Jones lived with her father until she was 4 and saw him intermittently until she was 10. She is an accomplished jazz and pop recording artist and a nine-time GRAMMY winner, scoring a remarkable five awards in 2002 with her debut album, Come Away with Me, including Album Of The Year. Though it’s sometimes difficult to hear her father’s direct influence on her music, it is clear that her quest for innovation and creative communication with her audiences is not unlike Shankar’s classic approach to recording and performing. Jones lives in New York. She, too, continues to record and perform.
Though she did not live with her father until she was 7, Anoushka is the child who received the most direct training from her father, starting sitar lessons with him when she was 8, and making her professional debut five years later. For years Anoushka performed at her father’s side on concert stages around the world. Anoushka has expanded the field of Indian classical music and sitar performance by incorporating other world music forms such as Spanish flamenco into her music. A multi-GRAMMY nominee, Anoushka is also an author. Her book, Bapi: The Love of My Life, is a biography/memoir of her father, Ravi. Anoushka resides in London and continues to record and perform.
This outfit (left) was worn by Anoushka Shankar (circa 2000s). Shankar generally wears this traditional form of dress when performing.
A special centennial exhibition, titled Ravi Shankar @100: India’s Global Musician, is on display at The Indian Music Experience Museum, Bangalore, a cultural affiliate of the GRAMMY Museum.

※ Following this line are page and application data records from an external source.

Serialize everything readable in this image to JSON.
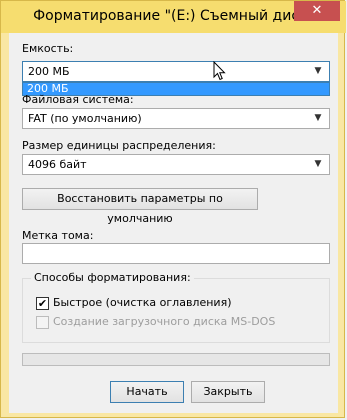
{
  "window": {
    "title": "Форматирование \"(E:) Съемный диск\"",
    "close_glyph": "✕",
    "accent_color": "#f6dd6f",
    "close_color": "#c75050"
  },
  "capacity": {
    "label": "Емкость:",
    "value": "200 МБ",
    "dropdown_options": [
      "200 МБ"
    ]
  },
  "filesystem": {
    "label": "Файловая система:",
    "value": "FAT (по умолчанию)"
  },
  "allocation": {
    "label": "Размер единицы распределения:",
    "value": "4096 байт"
  },
  "restore_defaults_label": "Восстановить параметры по умолчанию",
  "volume_label": {
    "label": "Метка тома:",
    "value": ""
  },
  "format_options": {
    "legend": "Способы форматирования:",
    "quick": {
      "label": "Быстрое (очистка оглавления)",
      "checked": true,
      "check_glyph": "✔"
    },
    "msdos": {
      "label": "Создание загрузочного диска MS-DOS",
      "checked": false,
      "disabled": true
    }
  },
  "progress": {
    "value": 0
  },
  "buttons": {
    "start": "Начать",
    "close": "Закрыть"
  },
  "dropdown_arrow_glyph": "▼"
}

The exhibition, celebrating the life of Pandit Ravi Shankar with the support of the Ravi Shankar Foundation, feature his musical instruments, costumes, and photographs along with listening stations and interactives, supported by interpretive graphic panels, that chronicle the life and work of the celebrated artiste. A special feature is an ‘experience zone’ with sound design by GRAMMY® Award-winning producer and compose Ricky Kej.